Apprentice-level pay in plumbing is about $20/hr. Journeyman pay is about $40/hr. This is just for people who work at an hourly wage for someone else and don’t take on the responsibility of owning their own business.
I would expect the pay level for electricians to be roughly comparable.
Owners of plumbing businesses can make serious money. Replacing a drain (as described in my previous post) may be worth $5000 (it varies on the length and other factors, such as how rich the customer appears to be). This is typically accomplished in 2 or 3 days. The 1st day is just sales, doing the camera work, etc… The actual work is usually one day, but may extend into a second for a large job (which would typically be more than $5000). The only equipment needed is a track-hoe to dig the trench (or a pair of illegal aliens with shovels if the trench is shallow). The pipe and fittings cost a few dollars. The job is almost entirely profit.
Jobs like this are done pretty routinely — this is a small job — a big job such as a flood mitigation could be worth $40,000 (this mostly involves replacing the damaged drywall, which is pretty easy and doesn’t require any expensive equipment).
If the building flooded some time ago, there might be mold in the walls. This requires special procedures because mold is a health hazard — now watch the price go up!
The OP used plumbers as an example of dummies who are incapable of learning how to program and have to settle for a job that involves gluing pipes together.
Presumably he considers electricians to be dummies whose math extends no further than Ohm’s Law and have to settle for a job that involves pushing wire through conduit.
If he is so smart, perhaps he can tell us about how he makes more money than plumbers or electricians do.
Programming is mostly something that I do for fun in my free time.
Realistically, I don’t do plumbing for fun in my free time (although I know people who do, one of whom was my father, and another being my boss of the drain-pipe job described above — both do plumbing upgrades at their homes that aren’t strictly necessary).
Also, programming the boss’s project at a job is not nearly as much fun as programming your own project in your free time, in which you get to make all the design decisions yourself.
Here is a song about programming at a job: https://www.youtube.com/watch?v=v4Wy7gRGgeA
I think an Hour of Code during Computer Science Week is a good starting point to have fun, discover what you can do with computers…
I don’t agree with coding being elevated to compulsory, just as much as I didn’t like seeing my friends who really don’t enjoy doing math, science, art or English having to do them in school.
However, I feel grateful for the movement that has made coding accessible to more people. Let me share what that vision has resulted in & what I’ve been able to create thanks to it it’s kind of strange that this is old enough that someone sort of from the next generation can comment XD

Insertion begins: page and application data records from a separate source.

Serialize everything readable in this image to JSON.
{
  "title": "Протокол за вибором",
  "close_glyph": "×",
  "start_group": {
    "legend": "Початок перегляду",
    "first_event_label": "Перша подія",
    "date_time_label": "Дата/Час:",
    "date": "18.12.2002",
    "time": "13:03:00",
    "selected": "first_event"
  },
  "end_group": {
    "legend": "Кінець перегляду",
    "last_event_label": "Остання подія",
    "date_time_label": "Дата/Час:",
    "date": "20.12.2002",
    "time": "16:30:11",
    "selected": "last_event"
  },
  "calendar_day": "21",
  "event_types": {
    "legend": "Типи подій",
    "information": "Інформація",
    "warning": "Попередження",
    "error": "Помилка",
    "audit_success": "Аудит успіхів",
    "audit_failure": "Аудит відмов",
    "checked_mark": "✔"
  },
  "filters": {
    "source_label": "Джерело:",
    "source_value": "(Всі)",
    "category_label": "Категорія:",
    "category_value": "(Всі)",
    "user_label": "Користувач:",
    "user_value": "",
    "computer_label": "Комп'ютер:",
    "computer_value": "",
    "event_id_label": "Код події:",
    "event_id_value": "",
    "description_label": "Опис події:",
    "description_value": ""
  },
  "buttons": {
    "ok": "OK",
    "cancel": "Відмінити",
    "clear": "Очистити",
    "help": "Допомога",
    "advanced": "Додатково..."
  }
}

A drag-and-drop language for iPad
I get what your saying here, but for the most part I completely disagree with you. I think everyone should at least know to write some basic python or java in relation to what they do for a profession. I’m a computational chemist and I had to teach myself everything I know about coding. While the subject I work in and go to school for obviously involves knowing how to code, all my other bio/chem friends that know how to write some python/Fortran (us physicists still use this POS ) greatly benefit from it on a a day to basis, despite the fact that they do not work in a field that requires “knowing how to code” . Whether it be interpolating population ecology data with scipy, solving differential equations using python’s math libraries, extracting amino acid sequences from 10 million line PDB files, or computationally calculating the IR spec for a chemical reaction, knowing how to code can benefit ANYONE that goes into the classical science fields. I just used science examples because, well, I’m a scientist, but I’m sure someone in econ or psych could have done the same with their fields.